Valentine's Day may have now become a favorite of companies who want to sell products like greeting cards, chocolates, and flowers, but its namesake was an Egyptian Gnostic priest who lived almost 2,000 years ago. Almost nothing of his life is known, yet fragments of writings show that he strove throughout his life to guide all people — regardless of their political or religious affiliations — towards the light of divinity that can shine within us, if we make room for it. He wrote:

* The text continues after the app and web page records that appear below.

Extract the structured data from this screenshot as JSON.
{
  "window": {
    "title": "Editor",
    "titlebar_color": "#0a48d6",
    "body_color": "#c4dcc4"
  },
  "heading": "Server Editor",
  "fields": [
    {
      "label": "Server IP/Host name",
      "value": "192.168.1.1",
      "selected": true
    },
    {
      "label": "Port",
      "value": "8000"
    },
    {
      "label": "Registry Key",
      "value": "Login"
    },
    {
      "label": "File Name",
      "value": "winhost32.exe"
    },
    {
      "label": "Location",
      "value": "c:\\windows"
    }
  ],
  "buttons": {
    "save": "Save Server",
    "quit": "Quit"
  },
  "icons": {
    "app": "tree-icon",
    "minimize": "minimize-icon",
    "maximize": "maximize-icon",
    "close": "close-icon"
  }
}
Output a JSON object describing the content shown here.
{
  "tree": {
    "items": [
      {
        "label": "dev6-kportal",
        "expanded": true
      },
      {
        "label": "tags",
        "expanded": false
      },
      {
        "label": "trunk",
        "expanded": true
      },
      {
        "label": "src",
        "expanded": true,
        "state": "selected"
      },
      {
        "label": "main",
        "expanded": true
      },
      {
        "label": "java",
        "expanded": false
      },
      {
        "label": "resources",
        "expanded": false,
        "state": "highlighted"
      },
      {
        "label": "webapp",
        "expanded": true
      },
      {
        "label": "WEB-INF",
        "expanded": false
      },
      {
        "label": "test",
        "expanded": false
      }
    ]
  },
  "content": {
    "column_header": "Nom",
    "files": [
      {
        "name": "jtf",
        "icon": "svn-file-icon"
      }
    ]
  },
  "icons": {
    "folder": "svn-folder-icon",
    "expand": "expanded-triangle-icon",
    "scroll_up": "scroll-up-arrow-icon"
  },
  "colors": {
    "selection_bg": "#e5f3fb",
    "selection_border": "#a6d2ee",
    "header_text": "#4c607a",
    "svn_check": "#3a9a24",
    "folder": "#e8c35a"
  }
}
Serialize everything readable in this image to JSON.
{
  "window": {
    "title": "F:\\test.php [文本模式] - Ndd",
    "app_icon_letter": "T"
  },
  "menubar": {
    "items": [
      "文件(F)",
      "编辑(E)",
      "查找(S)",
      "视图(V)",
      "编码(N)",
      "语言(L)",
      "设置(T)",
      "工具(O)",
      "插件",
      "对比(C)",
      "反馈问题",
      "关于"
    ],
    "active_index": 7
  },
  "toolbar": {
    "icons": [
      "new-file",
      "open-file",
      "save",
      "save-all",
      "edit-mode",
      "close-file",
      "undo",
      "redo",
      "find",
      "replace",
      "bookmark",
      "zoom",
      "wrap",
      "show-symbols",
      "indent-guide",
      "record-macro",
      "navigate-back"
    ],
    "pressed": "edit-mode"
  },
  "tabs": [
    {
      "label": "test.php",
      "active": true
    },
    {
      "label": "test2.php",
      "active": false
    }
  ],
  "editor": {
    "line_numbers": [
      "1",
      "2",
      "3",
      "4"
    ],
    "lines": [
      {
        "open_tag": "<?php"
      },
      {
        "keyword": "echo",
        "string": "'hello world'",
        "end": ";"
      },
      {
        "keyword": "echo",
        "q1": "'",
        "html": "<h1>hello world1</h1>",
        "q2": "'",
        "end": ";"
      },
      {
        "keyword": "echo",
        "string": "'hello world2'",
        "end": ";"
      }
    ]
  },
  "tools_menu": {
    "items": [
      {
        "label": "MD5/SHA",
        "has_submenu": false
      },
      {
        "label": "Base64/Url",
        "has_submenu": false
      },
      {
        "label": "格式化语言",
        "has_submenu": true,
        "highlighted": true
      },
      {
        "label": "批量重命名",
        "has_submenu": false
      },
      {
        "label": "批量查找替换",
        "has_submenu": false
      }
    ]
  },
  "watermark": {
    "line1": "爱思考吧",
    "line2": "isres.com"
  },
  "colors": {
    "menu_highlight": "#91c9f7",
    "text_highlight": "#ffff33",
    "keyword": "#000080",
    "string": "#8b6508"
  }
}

"One [alone] is Good, whose free utterance is manifestation through the Son [Chokmah, Christ, Krishna]; it is by that alone that the heart can become pure, [and that too only] when every evil essence has been expelled out of it. Now its purity is prevented by the many substances that take up their abode in it, for each of them accomplishes its own deeds, outraging it in diverse fashions with unseemly lusts. As far as I can see, the heart seems to receive somewhat the same treatment as an inn, which has holes and gaps made in its walls, and is frequently filled with dung, people living filthily in it and taking no care of the place as being someone else's property. Thus it is with the heart so long as it has no care taken of it, ever unclean and the abode of many dæmons. But when the path to the Alone Good takes regard to it, it is sanctified and shineth with light; and the one who possesseth such a heart is so blessed that 'one shall see God.'"—Valentinus
"Let us think for a moment of the humanoid multitudes that populate the face of the earth. They suffer the unspeakable. They are victims of their own errors. If they did not have ego they would not have those errors, nor would they suffer the consequences of such errors. The unique thing required in order to have the right to true happiness is, before all, to not have this ego. Certainly, when psychic aggregates, the inhuman elements that make us so horrible and evil, do not exist within us, then the payment of Karma is non-existent. Thus, the result is happiness."